■ Available data ■
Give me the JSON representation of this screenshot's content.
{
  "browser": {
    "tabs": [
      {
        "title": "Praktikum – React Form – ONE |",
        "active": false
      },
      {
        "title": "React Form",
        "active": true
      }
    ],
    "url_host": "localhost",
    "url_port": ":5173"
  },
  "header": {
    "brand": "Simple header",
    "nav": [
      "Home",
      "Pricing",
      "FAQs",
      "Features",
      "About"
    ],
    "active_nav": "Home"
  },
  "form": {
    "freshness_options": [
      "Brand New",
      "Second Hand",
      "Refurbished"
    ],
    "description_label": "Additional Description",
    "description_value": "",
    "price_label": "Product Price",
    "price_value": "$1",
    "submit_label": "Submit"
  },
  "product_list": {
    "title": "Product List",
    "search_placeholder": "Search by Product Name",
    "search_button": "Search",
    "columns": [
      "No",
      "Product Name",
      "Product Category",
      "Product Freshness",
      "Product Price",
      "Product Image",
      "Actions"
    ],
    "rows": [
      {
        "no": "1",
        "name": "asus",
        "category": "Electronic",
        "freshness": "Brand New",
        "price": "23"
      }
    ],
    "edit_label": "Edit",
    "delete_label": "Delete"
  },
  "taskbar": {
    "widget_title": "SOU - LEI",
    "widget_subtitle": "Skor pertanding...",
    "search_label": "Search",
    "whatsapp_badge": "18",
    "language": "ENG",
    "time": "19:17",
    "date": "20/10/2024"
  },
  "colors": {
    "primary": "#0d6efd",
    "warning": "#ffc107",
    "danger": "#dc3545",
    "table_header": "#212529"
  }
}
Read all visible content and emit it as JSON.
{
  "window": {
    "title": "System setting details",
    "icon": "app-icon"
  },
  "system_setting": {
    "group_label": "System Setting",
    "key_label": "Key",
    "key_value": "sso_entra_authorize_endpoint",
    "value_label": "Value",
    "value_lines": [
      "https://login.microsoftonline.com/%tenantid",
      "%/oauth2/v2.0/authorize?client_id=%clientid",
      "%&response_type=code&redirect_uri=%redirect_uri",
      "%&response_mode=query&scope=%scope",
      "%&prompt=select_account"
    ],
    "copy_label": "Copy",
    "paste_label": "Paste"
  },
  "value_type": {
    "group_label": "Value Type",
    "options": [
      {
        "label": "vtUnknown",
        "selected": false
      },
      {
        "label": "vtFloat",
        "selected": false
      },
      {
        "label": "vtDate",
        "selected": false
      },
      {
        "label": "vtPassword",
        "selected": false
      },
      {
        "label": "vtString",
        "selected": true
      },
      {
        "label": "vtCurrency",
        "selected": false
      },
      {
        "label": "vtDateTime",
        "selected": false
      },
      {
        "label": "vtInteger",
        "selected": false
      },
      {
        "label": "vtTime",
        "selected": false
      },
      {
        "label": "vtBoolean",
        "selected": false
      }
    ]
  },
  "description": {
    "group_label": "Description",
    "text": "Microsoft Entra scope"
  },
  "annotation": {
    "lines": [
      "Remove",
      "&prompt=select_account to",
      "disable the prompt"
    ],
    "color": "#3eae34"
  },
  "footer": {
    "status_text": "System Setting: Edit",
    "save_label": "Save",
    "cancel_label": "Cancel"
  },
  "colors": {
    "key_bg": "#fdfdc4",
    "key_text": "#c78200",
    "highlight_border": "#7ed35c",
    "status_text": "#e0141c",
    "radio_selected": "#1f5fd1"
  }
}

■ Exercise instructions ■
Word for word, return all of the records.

■ Output for this task ■
Give me the JSON representation of this screenshot's content.
{
  "browser": {
    "tabs": [
      {
        "title": "Praktikum – React Form – ONE |",
        "active": false
      },
      {
        "title": "React Form",
        "active": true
      }
    ],
    "url_host": "localhost",
    "url_port": ":5173"
  },
  "header": {
    "brand": "Simple header",
    "nav": [
      "Home",
      "Pricing",
      "FAQs",
      "Features",
      "About"
    ],
    "active_nav": "Home"
  },
  "form": {
    "freshness_options": [
      "Brand New",
      "Second Hand",
      "Refurbished"
    ],
    "description_label": "Additional Description",
    "description_value": "",
    "price_label": "Product Price",
    "price_value": "$1",
    "submit_label": "Submit"
  },
  "product_list": {
    "title": "Product List",
    "search_placeholder": "Search by Product Name",
    "search_button": "Search",
    "columns": [
      "No",
      "Product Name",
      "Product Category",
      "Product Freshness",
      "Product Price",
      "Product Image",
      "Actions"
    ],
    "rows": [
      {
        "no": "1",
        "name": "asus",
        "category": "Electronic",
        "freshness": "Brand New",
        "price": "23"
      }
    ],
    "edit_label": "Edit",
    "delete_label": "Delete"
  },
  "taskbar": {
    "widget_title": "SOU - LEI",
    "widget_subtitle": "Skor pertanding...",
    "search_label": "Search",
    "whatsapp_badge": "18",
    "language": "ENG",
    "time": "19:17",
    "date": "20/10/2024"
  },
  "colors": {
    "primary": "#0d6efd",
    "warning": "#ffc107",
    "danger": "#dc3545",
    "table_header": "#212529"
  }
}
Read all visible content and emit it as JSON.
{
  "window": {
    "title": "System setting details",
    "icon": "app-icon"
  },
  "system_setting": {
    "group_label": "System Setting",
    "key_label": "Key",
    "key_value": "sso_entra_authorize_endpoint",
    "value_label": "Value",
    "value_lines": [
      "https://login.microsoftonline.com/%tenantid",
      "%/oauth2/v2.0/authorize?client_id=%clientid",
      "%&response_type=code&redirect_uri=%redirect_uri",
      "%&response_mode=query&scope=%scope",
      "%&prompt=select_account"
    ],
    "copy_label": "Copy",
    "paste_label": "Paste"
  },
  "value_type": {
    "group_label": "Value Type",
    "options": [
      {
        "label": "vtUnknown",
        "selected": false
      },
      {
        "label": "vtFloat",
        "selected": false
      },
      {
        "label": "vtDate",
        "selected": false
      },
      {
        "label": "vtPassword",
        "selected": false
      },
      {
        "label": "vtString",
        "selected": true
      },
      {
        "label": "vtCurrency",
        "selected": false
      },
      {
        "label": "vtDateTime",
        "selected": false
      },
      {
        "label": "vtInteger",
        "selected": false
      },
      {
        "label": "vtTime",
        "selected": false
      },
      {
        "label": "vtBoolean",
        "selected": false
      }
    ]
  },
  "description": {
    "group_label": "Description",
    "text": "Microsoft Entra scope"
  },
  "annotation": {
    "lines": [
      "Remove",
      "&prompt=select_account to",
      "disable the prompt"
    ],
    "color": "#3eae34"
  },
  "footer": {
    "status_text": "System Setting: Edit",
    "save_label": "Save",
    "cancel_label": "Cancel"
  },
  "colors": {
    "key_bg": "#fdfdc4",
    "key_text": "#c78200",
    "highlight_border": "#7ed35c",
    "status_text": "#e0141c",
    "radio_selected": "#1f5fd1"
  }
}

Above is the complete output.